EXERCISE INSTRUCTIONS - What is needed is an exact copy of all the entries below.

(Entries taken from a collection)

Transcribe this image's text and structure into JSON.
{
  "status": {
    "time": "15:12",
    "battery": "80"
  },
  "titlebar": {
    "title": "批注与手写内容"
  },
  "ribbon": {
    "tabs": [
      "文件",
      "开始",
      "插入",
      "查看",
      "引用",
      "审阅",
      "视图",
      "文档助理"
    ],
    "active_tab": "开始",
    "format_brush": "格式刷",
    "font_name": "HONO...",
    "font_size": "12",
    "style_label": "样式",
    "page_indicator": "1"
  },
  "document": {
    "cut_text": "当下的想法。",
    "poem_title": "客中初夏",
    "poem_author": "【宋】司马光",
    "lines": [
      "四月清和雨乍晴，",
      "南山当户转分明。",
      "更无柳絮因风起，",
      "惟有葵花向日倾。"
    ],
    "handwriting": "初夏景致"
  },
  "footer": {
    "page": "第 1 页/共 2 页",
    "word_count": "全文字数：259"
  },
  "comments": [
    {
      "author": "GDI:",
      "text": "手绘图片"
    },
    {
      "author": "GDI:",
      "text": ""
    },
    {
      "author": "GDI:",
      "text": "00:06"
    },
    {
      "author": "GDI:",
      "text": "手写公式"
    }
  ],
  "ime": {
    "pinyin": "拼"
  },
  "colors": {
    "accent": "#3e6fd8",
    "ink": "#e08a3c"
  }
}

RESPONSE BOX -
Transcribe this image's text and structure into JSON.
{
  "status": {
    "time": "15:12",
    "battery": "80"
  },
  "titlebar": {
    "title": "批注与手写内容"
  },
  "ribbon": {
    "tabs": [
      "文件",
      "开始",
      "插入",
      "查看",
      "引用",
      "审阅",
      "视图",
      "文档助理"
    ],
    "active_tab": "开始",
    "format_brush": "格式刷",
    "font_name": "HONO...",
    "font_size": "12",
    "style_label": "样式",
    "page_indicator": "1"
  },
  "document": {
    "cut_text": "当下的想法。",
    "poem_title": "客中初夏",
    "poem_author": "【宋】司马光",
    "lines": [
      "四月清和雨乍晴，",
      "南山当户转分明。",
      "更无柳絮因风起，",
      "惟有葵花向日倾。"
    ],
    "handwriting": "初夏景致"
  },
  "footer": {
    "page": "第 1 页/共 2 页",
    "word_count": "全文字数：259"
  },
  "comments": [
    {
      "author": "GDI:",
      "text": "手绘图片"
    },
    {
      "author": "GDI:",
      "text": ""
    },
    {
      "author": "GDI:",
      "text": "00:06"
    },
    {
      "author": "GDI:",
      "text": "手写公式"
    }
  ],
  "ime": {
    "pinyin": "拼"
  },
  "colors": {
    "accent": "#3e6fd8",
    "ink": "#e08a3c"
  }
}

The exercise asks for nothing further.